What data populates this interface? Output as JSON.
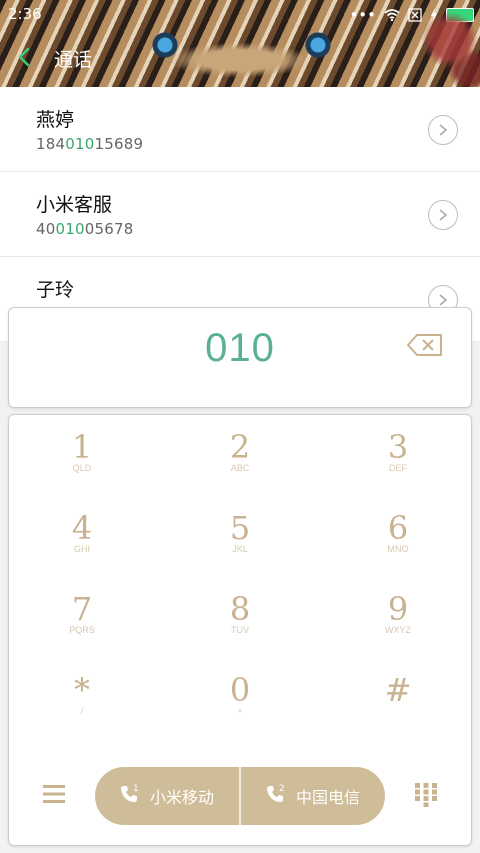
{
  "status": {
    "time": "2:36"
  },
  "titlebar": {
    "title": "通话"
  },
  "contacts": [
    {
      "name": "燕婷",
      "num_pre": "184",
      "num_hl": "010",
      "num_post": "15689"
    },
    {
      "name": "小米客服",
      "num_pre": "40",
      "num_hl": "010",
      "num_post": "05678"
    },
    {
      "name": "子玲",
      "num_pre": "",
      "num_hl": "",
      "num_post": ""
    }
  ],
  "display": {
    "digits": "010"
  },
  "keys": [
    {
      "digit": "1",
      "letters": "QLD"
    },
    {
      "digit": "2",
      "letters": "ABC"
    },
    {
      "digit": "3",
      "letters": "DEF"
    },
    {
      "digit": "4",
      "letters": "GHI"
    },
    {
      "digit": "5",
      "letters": "JKL"
    },
    {
      "digit": "6",
      "letters": "MNO"
    },
    {
      "digit": "7",
      "letters": "PQRS"
    },
    {
      "digit": "8",
      "letters": "TUV"
    },
    {
      "digit": "9",
      "letters": "WXYZ"
    },
    {
      "digit": "*",
      "letters": "/"
    },
    {
      "digit": "0",
      "letters": "+"
    },
    {
      "digit": "#",
      "letters": ""
    }
  ],
  "dial": {
    "sim1": {
      "number": "1",
      "label": "小米移动"
    },
    "sim2": {
      "number": "2",
      "label": "中国电信"
    }
  },
  "colors": {
    "accent": "#5ab08f",
    "dial_bg": "#cfbc98",
    "key_text": "#c9b28f"
  }
}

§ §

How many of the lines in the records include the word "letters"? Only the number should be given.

12